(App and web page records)
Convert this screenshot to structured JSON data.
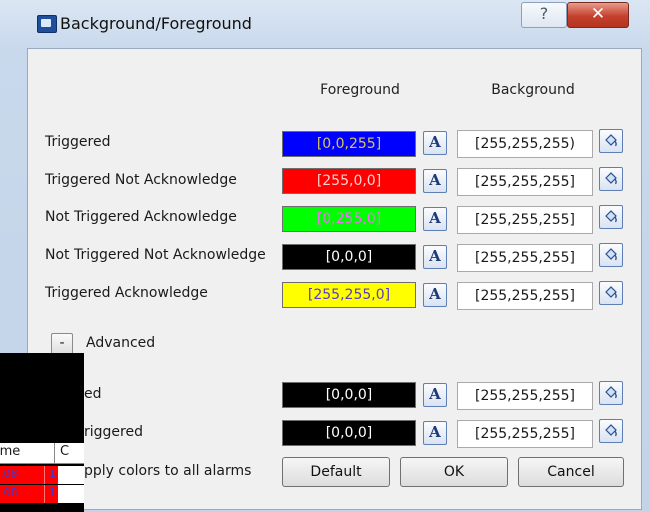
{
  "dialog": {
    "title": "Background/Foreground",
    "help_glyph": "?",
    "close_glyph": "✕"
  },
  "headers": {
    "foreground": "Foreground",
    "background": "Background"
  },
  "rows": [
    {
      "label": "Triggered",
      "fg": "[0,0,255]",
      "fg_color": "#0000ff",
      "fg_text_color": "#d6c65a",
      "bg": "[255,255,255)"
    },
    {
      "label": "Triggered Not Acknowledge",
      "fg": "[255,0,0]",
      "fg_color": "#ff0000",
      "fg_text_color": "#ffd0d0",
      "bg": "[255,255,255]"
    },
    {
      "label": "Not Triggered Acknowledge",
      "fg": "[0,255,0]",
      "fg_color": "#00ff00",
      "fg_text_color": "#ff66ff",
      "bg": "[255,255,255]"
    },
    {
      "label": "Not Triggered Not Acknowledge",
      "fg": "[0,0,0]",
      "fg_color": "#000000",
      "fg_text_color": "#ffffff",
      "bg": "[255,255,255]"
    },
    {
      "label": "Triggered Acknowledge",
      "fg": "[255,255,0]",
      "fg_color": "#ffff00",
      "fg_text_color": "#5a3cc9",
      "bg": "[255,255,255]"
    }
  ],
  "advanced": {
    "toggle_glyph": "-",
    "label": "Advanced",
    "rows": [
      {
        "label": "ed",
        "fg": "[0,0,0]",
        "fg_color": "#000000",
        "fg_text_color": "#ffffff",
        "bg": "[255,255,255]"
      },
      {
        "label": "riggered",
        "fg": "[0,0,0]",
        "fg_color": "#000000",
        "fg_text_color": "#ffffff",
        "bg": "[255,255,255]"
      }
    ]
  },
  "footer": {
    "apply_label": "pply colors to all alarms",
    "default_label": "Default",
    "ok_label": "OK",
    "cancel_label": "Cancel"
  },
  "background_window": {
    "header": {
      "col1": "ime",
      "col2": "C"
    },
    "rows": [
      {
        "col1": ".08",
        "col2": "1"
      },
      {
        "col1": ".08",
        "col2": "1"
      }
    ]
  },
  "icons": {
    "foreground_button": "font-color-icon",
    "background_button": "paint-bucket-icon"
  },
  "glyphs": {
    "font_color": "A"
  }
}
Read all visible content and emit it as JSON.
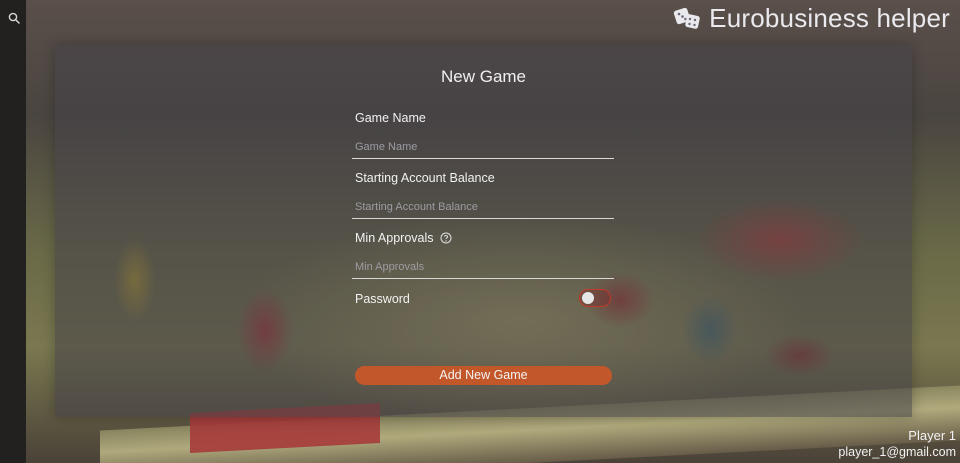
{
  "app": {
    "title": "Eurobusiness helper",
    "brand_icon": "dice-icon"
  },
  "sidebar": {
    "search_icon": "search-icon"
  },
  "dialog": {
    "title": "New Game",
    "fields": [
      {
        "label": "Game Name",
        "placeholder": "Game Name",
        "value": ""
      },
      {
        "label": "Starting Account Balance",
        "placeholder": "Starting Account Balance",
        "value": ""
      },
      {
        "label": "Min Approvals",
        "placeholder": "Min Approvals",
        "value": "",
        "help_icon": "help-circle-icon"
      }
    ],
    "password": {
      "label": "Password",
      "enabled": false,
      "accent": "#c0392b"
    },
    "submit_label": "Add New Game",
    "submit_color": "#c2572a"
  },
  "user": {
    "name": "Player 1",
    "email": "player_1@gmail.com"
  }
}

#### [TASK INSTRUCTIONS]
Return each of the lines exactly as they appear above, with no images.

#### [RESULT OF THIS EXERCISE]
Convert this screenshot to structured JSON data.
{
  "dialog": {
    "title": "Background/Foreground",
    "help_glyph": "?",
    "close_glyph": "✕"
  },
  "headers": {
    "foreground": "Foreground",
    "background": "Background"
  },
  "rows": [
    {
      "label": "Triggered",
      "fg": "[0,0,255]",
      "fg_color": "#0000ff",
      "fg_text_color": "#d6c65a",
      "bg": "[255,255,255)"
    },
    {
      "label": "Triggered Not Acknowledge",
      "fg": "[255,0,0]",
      "fg_color": "#ff0000",
      "fg_text_color": "#ffd0d0",
      "bg": "[255,255,255]"
    },
    {
      "label": "Not Triggered Acknowledge",
      "fg": "[0,255,0]",
      "fg_color": "#00ff00",
      "fg_text_color": "#ff66ff",
      "bg": "[255,255,255]"
    },
    {
      "label": "Not Triggered Not Acknowledge",
      "fg": "[0,0,0]",
      "fg_color": "#000000",
      "fg_text_color": "#ffffff",
      "bg": "[255,255,255]"
    },
    {
      "label": "Triggered Acknowledge",
      "fg": "[255,255,0]",
      "fg_color": "#ffff00",
      "fg_text_color": "#5a3cc9",
      "bg": "[255,255,255]"
    }
  ],
  "advanced": {
    "toggle_glyph": "-",
    "label": "Advanced",
    "rows": [
      {
        "label": "ed",
        "fg": "[0,0,0]",
        "fg_color": "#000000",
        "fg_text_color": "#ffffff",
        "bg": "[255,255,255]"
      },
      {
        "label": "riggered",
        "fg": "[0,0,0]",
        "fg_color": "#000000",
        "fg_text_color": "#ffffff",
        "bg": "[255,255,255]"
      }
    ]
  },
  "footer": {
    "apply_label": "pply colors to all alarms",
    "default_label": "Default",
    "ok_label": "OK",
    "cancel_label": "Cancel"
  },
  "background_window": {
    "header": {
      "col1": "ime",
      "col2": "C"
    },
    "rows": [
      {
        "col1": ".08",
        "col2": "1"
      },
      {
        "col1": ".08",
        "col2": "1"
      }
    ]
  },
  "icons": {
    "foreground_button": "font-color-icon",
    "background_button": "paint-bucket-icon"
  },
  "glyphs": {
    "font_color": "A"
  }
}
Read all visible content and emit it as JSON.
{
  "app": {
    "title": "Eurobusiness helper",
    "brand_icon": "dice-icon"
  },
  "sidebar": {
    "search_icon": "search-icon"
  },
  "dialog": {
    "title": "New Game",
    "fields": [
      {
        "label": "Game Name",
        "placeholder": "Game Name",
        "value": ""
      },
      {
        "label": "Starting Account Balance",
        "placeholder": "Starting Account Balance",
        "value": ""
      },
      {
        "label": "Min Approvals",
        "placeholder": "Min Approvals",
        "value": "",
        "help_icon": "help-circle-icon"
      }
    ],
    "password": {
      "label": "Password",
      "enabled": false,
      "accent": "#c0392b"
    },
    "submit_label": "Add New Game",
    "submit_color": "#c2572a"
  },
  "user": {
    "name": "Player 1",
    "email": "player_1@gmail.com"
  }
}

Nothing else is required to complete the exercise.